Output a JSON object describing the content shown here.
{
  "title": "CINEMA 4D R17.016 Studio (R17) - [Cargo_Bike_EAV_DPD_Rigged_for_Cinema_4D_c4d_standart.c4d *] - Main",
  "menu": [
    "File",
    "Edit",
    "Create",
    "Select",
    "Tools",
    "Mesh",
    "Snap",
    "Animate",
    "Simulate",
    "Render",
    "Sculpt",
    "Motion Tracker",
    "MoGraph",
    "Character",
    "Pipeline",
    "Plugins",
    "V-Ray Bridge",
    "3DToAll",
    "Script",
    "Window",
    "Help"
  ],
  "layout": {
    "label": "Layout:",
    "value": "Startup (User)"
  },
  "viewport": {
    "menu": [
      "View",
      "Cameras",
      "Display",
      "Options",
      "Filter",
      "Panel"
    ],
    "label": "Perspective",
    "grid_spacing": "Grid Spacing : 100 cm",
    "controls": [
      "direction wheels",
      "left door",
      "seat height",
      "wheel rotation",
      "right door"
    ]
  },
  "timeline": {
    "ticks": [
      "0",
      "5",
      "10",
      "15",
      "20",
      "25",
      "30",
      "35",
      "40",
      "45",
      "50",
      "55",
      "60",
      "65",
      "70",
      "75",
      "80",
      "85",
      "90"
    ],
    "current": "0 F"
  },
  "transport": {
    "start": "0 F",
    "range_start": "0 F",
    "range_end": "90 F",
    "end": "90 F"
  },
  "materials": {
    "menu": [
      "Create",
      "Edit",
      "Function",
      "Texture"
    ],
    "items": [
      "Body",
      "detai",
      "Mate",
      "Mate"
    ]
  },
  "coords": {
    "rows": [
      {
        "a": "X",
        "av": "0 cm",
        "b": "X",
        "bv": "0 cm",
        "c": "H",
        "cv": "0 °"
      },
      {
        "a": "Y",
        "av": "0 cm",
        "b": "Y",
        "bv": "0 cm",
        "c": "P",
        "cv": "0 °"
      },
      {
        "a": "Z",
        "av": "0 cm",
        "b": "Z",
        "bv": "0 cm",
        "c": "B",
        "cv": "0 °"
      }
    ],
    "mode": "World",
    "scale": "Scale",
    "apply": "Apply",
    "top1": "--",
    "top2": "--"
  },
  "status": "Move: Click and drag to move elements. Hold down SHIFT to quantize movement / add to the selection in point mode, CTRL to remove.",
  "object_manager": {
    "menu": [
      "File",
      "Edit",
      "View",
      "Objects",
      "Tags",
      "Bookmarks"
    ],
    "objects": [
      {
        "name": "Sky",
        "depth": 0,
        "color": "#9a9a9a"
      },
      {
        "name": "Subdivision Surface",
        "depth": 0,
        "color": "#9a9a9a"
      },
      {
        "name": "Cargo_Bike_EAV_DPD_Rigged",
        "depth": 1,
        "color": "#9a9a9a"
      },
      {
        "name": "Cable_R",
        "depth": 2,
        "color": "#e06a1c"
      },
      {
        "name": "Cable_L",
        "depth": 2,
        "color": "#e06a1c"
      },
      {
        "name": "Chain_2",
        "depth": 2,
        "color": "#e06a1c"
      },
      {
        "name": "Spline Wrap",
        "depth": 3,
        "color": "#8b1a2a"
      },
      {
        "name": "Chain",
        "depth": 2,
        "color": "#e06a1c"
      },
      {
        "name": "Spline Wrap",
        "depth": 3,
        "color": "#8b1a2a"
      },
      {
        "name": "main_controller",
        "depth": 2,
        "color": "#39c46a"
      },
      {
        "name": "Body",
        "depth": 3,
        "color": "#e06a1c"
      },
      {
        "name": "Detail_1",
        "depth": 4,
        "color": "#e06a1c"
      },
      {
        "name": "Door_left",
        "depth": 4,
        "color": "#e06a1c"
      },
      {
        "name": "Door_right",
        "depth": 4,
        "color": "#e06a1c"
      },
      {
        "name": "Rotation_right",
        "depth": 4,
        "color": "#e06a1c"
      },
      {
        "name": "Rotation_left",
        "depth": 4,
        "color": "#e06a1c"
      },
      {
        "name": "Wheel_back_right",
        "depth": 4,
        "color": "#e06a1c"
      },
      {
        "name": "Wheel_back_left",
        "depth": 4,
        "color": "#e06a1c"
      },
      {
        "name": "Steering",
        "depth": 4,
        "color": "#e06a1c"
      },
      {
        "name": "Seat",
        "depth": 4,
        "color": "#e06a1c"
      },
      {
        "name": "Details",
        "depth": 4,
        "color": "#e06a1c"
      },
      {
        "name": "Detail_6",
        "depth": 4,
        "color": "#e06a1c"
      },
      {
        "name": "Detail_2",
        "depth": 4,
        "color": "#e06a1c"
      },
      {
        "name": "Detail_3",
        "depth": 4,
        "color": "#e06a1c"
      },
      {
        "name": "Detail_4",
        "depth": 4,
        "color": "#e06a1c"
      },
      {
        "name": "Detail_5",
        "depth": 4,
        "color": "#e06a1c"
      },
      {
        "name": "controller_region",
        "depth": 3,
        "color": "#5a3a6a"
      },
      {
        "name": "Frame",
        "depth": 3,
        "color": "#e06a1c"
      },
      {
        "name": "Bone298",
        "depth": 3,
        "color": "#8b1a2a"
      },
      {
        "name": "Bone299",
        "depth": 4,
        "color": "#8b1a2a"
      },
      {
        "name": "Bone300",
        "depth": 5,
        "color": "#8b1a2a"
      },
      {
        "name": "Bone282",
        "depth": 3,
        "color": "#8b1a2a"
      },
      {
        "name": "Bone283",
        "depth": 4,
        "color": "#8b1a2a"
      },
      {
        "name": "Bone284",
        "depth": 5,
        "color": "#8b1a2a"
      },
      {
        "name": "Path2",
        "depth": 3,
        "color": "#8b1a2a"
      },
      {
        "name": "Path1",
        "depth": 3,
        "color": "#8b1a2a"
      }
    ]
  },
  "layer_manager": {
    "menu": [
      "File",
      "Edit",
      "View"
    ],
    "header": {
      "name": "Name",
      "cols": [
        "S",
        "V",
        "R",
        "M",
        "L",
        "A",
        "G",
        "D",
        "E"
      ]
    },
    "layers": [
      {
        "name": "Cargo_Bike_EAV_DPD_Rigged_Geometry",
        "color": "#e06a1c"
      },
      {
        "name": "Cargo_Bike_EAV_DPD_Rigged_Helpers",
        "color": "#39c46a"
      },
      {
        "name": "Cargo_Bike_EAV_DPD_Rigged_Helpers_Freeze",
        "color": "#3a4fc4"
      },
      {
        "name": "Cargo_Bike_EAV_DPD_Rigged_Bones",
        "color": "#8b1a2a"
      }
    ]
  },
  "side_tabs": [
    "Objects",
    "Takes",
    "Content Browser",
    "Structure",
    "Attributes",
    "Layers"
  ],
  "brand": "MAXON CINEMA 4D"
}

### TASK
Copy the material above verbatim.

### ANSWER FOR THIS EXERCISE
Output a JSON object describing the content shown here.
{
  "title": "CINEMA 4D R17.016 Studio (R17) - [Cargo_Bike_EAV_DPD_Rigged_for_Cinema_4D_c4d_standart.c4d *] - Main",
  "menu": [
    "File",
    "Edit",
    "Create",
    "Select",
    "Tools",
    "Mesh",
    "Snap",
    "Animate",
    "Simulate",
    "Render",
    "Sculpt",
    "Motion Tracker",
    "MoGraph",
    "Character",
    "Pipeline",
    "Plugins",
    "V-Ray Bridge",
    "3DToAll",
    "Script",
    "Window",
    "Help"
  ],
  "layout": {
    "label": "Layout:",
    "value": "Startup (User)"
  },
  "viewport": {
    "menu": [
      "View",
      "Cameras",
      "Display",
      "Options",
      "Filter",
      "Panel"
    ],
    "label": "Perspective",
    "grid_spacing": "Grid Spacing : 100 cm",
    "controls": [
      "direction wheels",
      "left door",
      "seat height",
      "wheel rotation",
      "right door"
    ]
  },
  "timeline": {
    "ticks": [
      "0",
      "5",
      "10",
      "15",
      "20",
      "25",
      "30",
      "35",
      "40",
      "45",
      "50",
      "55",
      "60",
      "65",
      "70",
      "75",
      "80",
      "85",
      "90"
    ],
    "current": "0 F"
  },
  "transport": {
    "start": "0 F",
    "range_start": "0 F",
    "range_end": "90 F",
    "end": "90 F"
  },
  "materials": {
    "menu": [
      "Create",
      "Edit",
      "Function",
      "Texture"
    ],
    "items": [
      "Body",
      "detai",
      "Mate",
      "Mate"
    ]
  },
  "coords": {
    "rows": [
      {
        "a": "X",
        "av": "0 cm",
        "b": "X",
        "bv": "0 cm",
        "c": "H",
        "cv": "0 °"
      },
      {
        "a": "Y",
        "av": "0 cm",
        "b": "Y",
        "bv": "0 cm",
        "c": "P",
        "cv": "0 °"
      },
      {
        "a": "Z",
        "av": "0 cm",
        "b": "Z",
        "bv": "0 cm",
        "c": "B",
        "cv": "0 °"
      }
    ],
    "mode": "World",
    "scale": "Scale",
    "apply": "Apply",
    "top1": "--",
    "top2": "--"
  },
  "status": "Move: Click and drag to move elements. Hold down SHIFT to quantize movement / add to the selection in point mode, CTRL to remove.",
  "object_manager": {
    "menu": [
      "File",
      "Edit",
      "View",
      "Objects",
      "Tags",
      "Bookmarks"
    ],
    "objects": [
      {
        "name": "Sky",
        "depth": 0,
        "color": "#9a9a9a"
      },
      {
        "name": "Subdivision Surface",
        "depth": 0,
        "color": "#9a9a9a"
      },
      {
        "name": "Cargo_Bike_EAV_DPD_Rigged",
        "depth": 1,
        "color": "#9a9a9a"
      },
      {
        "name": "Cable_R",
        "depth": 2,
        "color": "#e06a1c"
      },
      {
        "name": "Cable_L",
        "depth": 2,
        "color": "#e06a1c"
      },
      {
        "name": "Chain_2",
        "depth": 2,
        "color": "#e06a1c"
      },
      {
        "name": "Spline Wrap",
        "depth": 3,
        "color": "#8b1a2a"
      },
      {
        "name": "Chain",
        "depth": 2,
        "color": "#e06a1c"
      },
      {
        "name": "Spline Wrap",
        "depth": 3,
        "color": "#8b1a2a"
      },
      {
        "name": "main_controller",
        "depth": 2,
        "color": "#39c46a"
      },
      {
        "name": "Body",
        "depth": 3,
        "color": "#e06a1c"
      },
      {
        "name": "Detail_1",
        "depth": 4,
        "color": "#e06a1c"
      },
      {
        "name": "Door_left",
        "depth": 4,
        "color": "#e06a1c"
      },
      {
        "name": "Door_right",
        "depth": 4,
        "color": "#e06a1c"
      },
      {
        "name": "Rotation_right",
        "depth": 4,
        "color": "#e06a1c"
      },
      {
        "name": "Rotation_left",
        "depth": 4,
        "color": "#e06a1c"
      },
      {
        "name": "Wheel_back_right",
        "depth": 4,
        "color": "#e06a1c"
      },
      {
        "name": "Wheel_back_left",
        "depth": 4,
        "color": "#e06a1c"
      },
      {
        "name": "Steering",
        "depth": 4,
        "color": "#e06a1c"
      },
      {
        "name": "Seat",
        "depth": 4,
        "color": "#e06a1c"
      },
      {
        "name": "Details",
        "depth": 4,
        "color": "#e06a1c"
      },
      {
        "name": "Detail_6",
        "depth": 4,
        "color": "#e06a1c"
      },
      {
        "name": "Detail_2",
        "depth": 4,
        "color": "#e06a1c"
      },
      {
        "name": "Detail_3",
        "depth": 4,
        "color": "#e06a1c"
      },
      {
        "name": "Detail_4",
        "depth": 4,
        "color": "#e06a1c"
      },
      {
        "name": "Detail_5",
        "depth": 4,
        "color": "#e06a1c"
      },
      {
        "name": "controller_region",
        "depth": 3,
        "color": "#5a3a6a"
      },
      {
        "name": "Frame",
        "depth": 3,
        "color": "#e06a1c"
      },
      {
        "name": "Bone298",
        "depth": 3,
        "color": "#8b1a2a"
      },
      {
        "name": "Bone299",
        "depth": 4,
        "color": "#8b1a2a"
      },
      {
        "name": "Bone300",
        "depth": 5,
        "color": "#8b1a2a"
      },
      {
        "name": "Bone282",
        "depth": 3,
        "color": "#8b1a2a"
      },
      {
        "name": "Bone283",
        "depth": 4,
        "color": "#8b1a2a"
      },
      {
        "name": "Bone284",
        "depth": 5,
        "color": "#8b1a2a"
      },
      {
        "name": "Path2",
        "depth": 3,
        "color": "#8b1a2a"
      },
      {
        "name": "Path1",
        "depth": 3,
        "color": "#8b1a2a"
      }
    ]
  },
  "layer_manager": {
    "menu": [
      "File",
      "Edit",
      "View"
    ],
    "header": {
      "name": "Name",
      "cols": [
        "S",
        "V",
        "R",
        "M",
        "L",
        "A",
        "G",
        "D",
        "E"
      ]
    },
    "layers": [
      {
        "name": "Cargo_Bike_EAV_DPD_Rigged_Geometry",
        "color": "#e06a1c"
      },
      {
        "name": "Cargo_Bike_EAV_DPD_Rigged_Helpers",
        "color": "#39c46a"
      },
      {
        "name": "Cargo_Bike_EAV_DPD_Rigged_Helpers_Freeze",
        "color": "#3a4fc4"
      },
      {
        "name": "Cargo_Bike_EAV_DPD_Rigged_Bones",
        "color": "#8b1a2a"
      }
    ]
  },
  "side_tabs": [
    "Objects",
    "Takes",
    "Content Browser",
    "Structure",
    "Attributes",
    "Layers"
  ],
  "brand": "MAXON CINEMA 4D"
}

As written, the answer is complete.